"She was admitted with dengue and needed blood transfusion. We believe that contaminated blood was administered to the girl," alleged Bibek Pattanaik, a social worker associated with the case.
AIIMS Medical Superintendent and spokesperson Shakti Kumar Gupta said: "The patient was first admitted to AIIMS on November 2 through the hospital Casualty. At that time, she had loose motions, pain in the abdomen, blood in stools and vomiting. She had a history of having received tuberculosis treatment in 2005-06. She was provisionally diagnosed to be suffering from inflammatory bowel problem -- Crohn's disease -- and was hospitalised. She was evaluated and treated for the same. During the course of investigations, since she was suffering from Crohn's disease that is associated with immune system dysfunction, her blood was tested for HIV on November 4 and she was found to be HIV-positive. As per established protocol, the patient's attendant was advised to collect the report and send the patient for counselling."
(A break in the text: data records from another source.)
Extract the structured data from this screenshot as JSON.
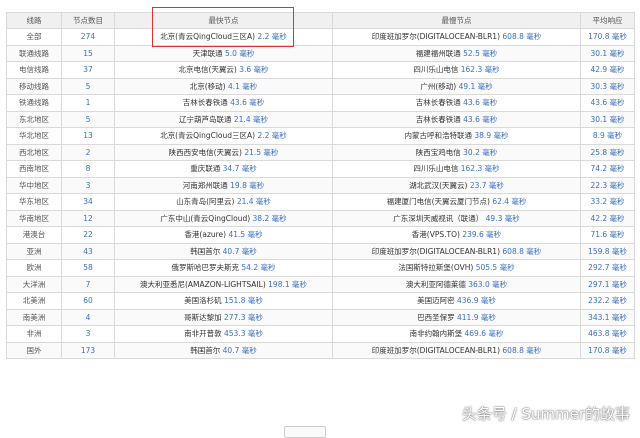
{
  "headers": {
    "line": "线路",
    "count": "节点数目",
    "fastest": "最快节点",
    "slowest": "最慢节点",
    "avg": "平均响应"
  },
  "rows": [
    {
      "line": "全部",
      "count": "274",
      "fast_node": "北京(青云QingCloud三区A)",
      "fast_val": "2.2 毫秒",
      "slow_node": "印度班加罗尔(DIGITALOCEAN-BLR1)",
      "slow_val": "608.8 毫秒",
      "avg": "170.8 毫秒"
    },
    {
      "line": "联通线路",
      "count": "15",
      "fast_node": "天津联通",
      "fast_val": "5.0 毫秒",
      "slow_node": "福建福州联通",
      "slow_val": "52.5 毫秒",
      "avg": "30.1 毫秒"
    },
    {
      "line": "电信线路",
      "count": "37",
      "fast_node": "北京电信(天翼云)",
      "fast_val": "3.6 毫秒",
      "slow_node": "四川乐山电信",
      "slow_val": "162.3 毫秒",
      "avg": "42.9 毫秒"
    },
    {
      "line": "移动线路",
      "count": "5",
      "fast_node": "北京(移动)",
      "fast_val": "4.1 毫秒",
      "slow_node": "广州(移动)",
      "slow_val": "49.1 毫秒",
      "avg": "30.3 毫秒"
    },
    {
      "line": "铁通线路",
      "count": "1",
      "fast_node": "吉林长春铁通",
      "fast_val": "43.6 毫秒",
      "slow_node": "吉林长春铁通",
      "slow_val": "43.6 毫秒",
      "avg": "43.6 毫秒"
    },
    {
      "line": "东北地区",
      "count": "5",
      "fast_node": "辽宁葫芦岛联通",
      "fast_val": "21.4 毫秒",
      "slow_node": "吉林长春铁通",
      "slow_val": "43.6 毫秒",
      "avg": "30.1 毫秒"
    },
    {
      "line": "华北地区",
      "count": "13",
      "fast_node": "北京(青云QingCloud三区A)",
      "fast_val": "2.2 毫秒",
      "slow_node": "内蒙古呼和浩特联通",
      "slow_val": "38.9 毫秒",
      "avg": "8.9 毫秒"
    },
    {
      "line": "西北地区",
      "count": "2",
      "fast_node": "陕西西安电信(天翼云)",
      "fast_val": "21.5 毫秒",
      "slow_node": "陕西宝鸡电信",
      "slow_val": "30.2 毫秒",
      "avg": "25.8 毫秒"
    },
    {
      "line": "西南地区",
      "count": "8",
      "fast_node": "重庆联通",
      "fast_val": "34.7 毫秒",
      "slow_node": "四川乐山电信",
      "slow_val": "162.3 毫秒",
      "avg": "74.2 毫秒"
    },
    {
      "line": "华中地区",
      "count": "3",
      "fast_node": "河南郑州联通",
      "fast_val": "19.8 毫秒",
      "slow_node": "湖北武汉(天翼云)",
      "slow_val": "23.7 毫秒",
      "avg": "22.3 毫秒"
    },
    {
      "line": "华东地区",
      "count": "34",
      "fast_node": "山东青岛(阿里云)",
      "fast_val": "21.4 毫秒",
      "slow_node": "福建厦门电信(天翼云厦门节点)",
      "slow_val": "62.4 毫秒",
      "avg": "33.2 毫秒"
    },
    {
      "line": "华南地区",
      "count": "12",
      "fast_node": "广东中山(青云QingCloud)",
      "fast_val": "38.2 毫秒",
      "slow_node": "广东深圳天威视讯（联通）",
      "slow_val": "49.3 毫秒",
      "avg": "42.2 毫秒"
    },
    {
      "line": "港澳台",
      "count": "22",
      "fast_node": "香港(azure)",
      "fast_val": "41.5 毫秒",
      "slow_node": "香港(VPS.TO)",
      "slow_val": "239.6 毫秒",
      "avg": "71.6 毫秒"
    },
    {
      "line": "亚洲",
      "count": "43",
      "fast_node": "韩国首尔",
      "fast_val": "40.7 毫秒",
      "slow_node": "印度班加罗尔(DIGITALOCEAN-BLR1)",
      "slow_val": "608.8 毫秒",
      "avg": "159.8 毫秒"
    },
    {
      "line": "欧洲",
      "count": "58",
      "fast_node": "俄罗斯哈巴罗夫斯克",
      "fast_val": "54.2 毫秒",
      "slow_node": "法国斯特拉斯堡(OVH)",
      "slow_val": "505.5 毫秒",
      "avg": "292.7 毫秒"
    },
    {
      "line": "大洋洲",
      "count": "7",
      "fast_node": "澳大利亚悉尼(AMAZON-LIGHTSAIL)",
      "fast_val": "198.1 毫秒",
      "slow_node": "澳大利亚阿德莱德",
      "slow_val": "363.0 毫秒",
      "avg": "297.1 毫秒"
    },
    {
      "line": "北美洲",
      "count": "60",
      "fast_node": "美国洛杉矶",
      "fast_val": "151.8 毫秒",
      "slow_node": "美国迈阿密",
      "slow_val": "436.9 毫秒",
      "avg": "232.2 毫秒"
    },
    {
      "line": "南美洲",
      "count": "4",
      "fast_node": "哥斯达黎加",
      "fast_val": "277.3 毫秒",
      "slow_node": "巴西圣保罗",
      "slow_val": "411.9 毫秒",
      "avg": "343.1 毫秒"
    },
    {
      "line": "非洲",
      "count": "3",
      "fast_node": "南非开普敦",
      "fast_val": "453.3 毫秒",
      "slow_node": "南非约翰内斯堡",
      "slow_val": "469.6 毫秒",
      "avg": "463.8 毫秒"
    },
    {
      "line": "国外",
      "count": "173",
      "fast_node": "韩国首尔",
      "fast_val": "40.7 毫秒",
      "slow_node": "印度班加罗尔(DIGITALOCEAN-BLR1)",
      "slow_val": "608.8 毫秒",
      "avg": "170.8 毫秒"
    }
  ],
  "watermark": "头条号 / Summer的故事",
  "colors": {
    "link": "#3b6fc4",
    "highlight_box": "#e0312f",
    "header_bg": "#f0f0f0",
    "border": "#d9d9d9"
  }
}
According to Dr. Gupta, the patient was also found to have dengue fever and her low platelet count required platelet transfusion. Her treatment continued and she was discharged from the Institute on November 18, he added.
Giving details of her recent treatment, he said: "The patient was again admitted on March 11 from the hospital Casualty. She had presented symptoms of respiratory distress and was admitted under the Department of Medicine and was treated for her ailment. Two days later she was shifted to the ICU and she died on March 26. The cause of death was identified as acute respiratory distress syndrome with sepsis along with refractory shock and bilateral severe pneumonia with HIV-positive."
Stating that the patient was HIV-positive at the time of her initial hospitalisation in November even before platelet transfusion were given to her an Institute, Dr. Gupta said: "At the hospital's blood bank, all blood and blood products are being tested for all infectious markers as per guidelines of the National Blood Transfusion Council including HIV for which P-24 antigen testing is done. It is a very sensitive test and therefore it is not practically possible for anyone to get HIV infection through transfusion of blood or platelet from the Institute."